=== ABOUT THIS EXERCISE ===
Would you copy out each line of the records below that includes the word "ENTER"?

=== DATA FOR THIS EXERCISE ===
────────────────────
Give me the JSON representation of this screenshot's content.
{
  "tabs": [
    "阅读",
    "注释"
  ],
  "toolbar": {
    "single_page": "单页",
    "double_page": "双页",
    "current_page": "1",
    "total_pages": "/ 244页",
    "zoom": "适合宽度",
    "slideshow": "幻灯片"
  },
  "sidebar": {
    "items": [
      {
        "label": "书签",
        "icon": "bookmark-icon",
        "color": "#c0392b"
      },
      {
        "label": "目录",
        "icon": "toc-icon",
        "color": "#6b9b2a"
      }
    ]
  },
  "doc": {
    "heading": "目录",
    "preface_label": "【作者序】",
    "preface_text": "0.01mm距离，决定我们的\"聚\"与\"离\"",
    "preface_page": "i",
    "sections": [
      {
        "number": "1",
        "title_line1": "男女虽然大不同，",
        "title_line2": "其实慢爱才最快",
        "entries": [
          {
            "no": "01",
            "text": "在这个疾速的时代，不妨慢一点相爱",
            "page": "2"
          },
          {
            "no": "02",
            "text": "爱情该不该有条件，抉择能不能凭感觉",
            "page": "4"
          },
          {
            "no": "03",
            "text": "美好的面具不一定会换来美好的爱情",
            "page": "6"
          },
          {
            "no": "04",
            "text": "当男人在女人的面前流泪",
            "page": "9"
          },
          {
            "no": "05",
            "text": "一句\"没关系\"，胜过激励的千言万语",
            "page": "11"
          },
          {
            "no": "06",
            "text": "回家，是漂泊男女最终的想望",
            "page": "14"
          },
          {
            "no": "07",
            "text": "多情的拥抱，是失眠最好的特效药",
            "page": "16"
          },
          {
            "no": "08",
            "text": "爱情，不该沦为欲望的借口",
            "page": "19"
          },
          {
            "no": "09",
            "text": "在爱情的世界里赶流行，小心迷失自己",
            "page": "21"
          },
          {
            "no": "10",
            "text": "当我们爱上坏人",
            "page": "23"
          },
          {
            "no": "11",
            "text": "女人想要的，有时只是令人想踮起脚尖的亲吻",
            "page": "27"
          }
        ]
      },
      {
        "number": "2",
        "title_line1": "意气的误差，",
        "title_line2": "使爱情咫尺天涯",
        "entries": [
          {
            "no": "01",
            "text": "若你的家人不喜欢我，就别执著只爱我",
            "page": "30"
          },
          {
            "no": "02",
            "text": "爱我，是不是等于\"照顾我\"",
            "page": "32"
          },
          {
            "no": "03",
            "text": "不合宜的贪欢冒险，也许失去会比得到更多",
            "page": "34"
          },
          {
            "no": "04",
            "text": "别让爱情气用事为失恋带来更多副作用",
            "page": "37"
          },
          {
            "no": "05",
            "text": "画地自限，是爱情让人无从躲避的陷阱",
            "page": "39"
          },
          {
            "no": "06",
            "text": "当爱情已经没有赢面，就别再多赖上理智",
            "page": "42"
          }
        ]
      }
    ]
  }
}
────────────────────
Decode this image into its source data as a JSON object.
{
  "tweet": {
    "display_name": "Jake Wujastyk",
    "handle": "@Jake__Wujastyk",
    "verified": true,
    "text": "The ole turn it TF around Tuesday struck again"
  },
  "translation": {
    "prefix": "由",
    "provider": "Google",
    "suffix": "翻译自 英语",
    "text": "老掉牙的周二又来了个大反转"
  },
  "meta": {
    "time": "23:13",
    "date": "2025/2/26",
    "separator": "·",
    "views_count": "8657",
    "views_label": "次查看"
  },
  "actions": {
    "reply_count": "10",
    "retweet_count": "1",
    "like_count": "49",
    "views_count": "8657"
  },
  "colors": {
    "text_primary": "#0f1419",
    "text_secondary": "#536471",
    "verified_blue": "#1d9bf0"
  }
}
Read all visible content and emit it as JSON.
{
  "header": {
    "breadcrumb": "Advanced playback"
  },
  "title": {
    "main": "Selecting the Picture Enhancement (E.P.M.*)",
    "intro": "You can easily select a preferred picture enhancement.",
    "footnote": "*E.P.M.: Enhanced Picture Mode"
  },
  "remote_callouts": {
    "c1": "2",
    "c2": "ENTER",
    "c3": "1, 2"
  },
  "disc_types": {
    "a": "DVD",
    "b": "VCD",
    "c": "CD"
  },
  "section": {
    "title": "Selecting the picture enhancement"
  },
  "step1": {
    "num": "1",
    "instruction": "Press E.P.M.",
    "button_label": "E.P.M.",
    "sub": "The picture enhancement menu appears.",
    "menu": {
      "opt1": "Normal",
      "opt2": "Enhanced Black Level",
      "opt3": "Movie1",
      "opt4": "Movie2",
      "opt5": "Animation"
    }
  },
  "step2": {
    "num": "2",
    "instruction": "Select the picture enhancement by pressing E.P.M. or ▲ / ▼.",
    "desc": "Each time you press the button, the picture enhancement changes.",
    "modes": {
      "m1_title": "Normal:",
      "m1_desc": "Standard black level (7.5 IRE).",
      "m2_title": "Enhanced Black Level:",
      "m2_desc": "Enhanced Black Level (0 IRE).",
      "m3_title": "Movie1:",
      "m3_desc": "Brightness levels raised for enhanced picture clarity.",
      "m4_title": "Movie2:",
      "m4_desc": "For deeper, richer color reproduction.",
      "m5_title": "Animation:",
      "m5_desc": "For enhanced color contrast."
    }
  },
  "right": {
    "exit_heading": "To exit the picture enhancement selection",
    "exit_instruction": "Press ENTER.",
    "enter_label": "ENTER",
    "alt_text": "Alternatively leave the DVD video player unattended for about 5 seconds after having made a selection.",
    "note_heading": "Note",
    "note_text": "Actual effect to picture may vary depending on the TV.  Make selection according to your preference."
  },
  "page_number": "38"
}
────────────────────
=== SOLUTION TO THIS PROBLEM ===
    "c2": "ENTER",
    "exit_instruction": "Press ENTER.",
    "enter_label": "ENTER",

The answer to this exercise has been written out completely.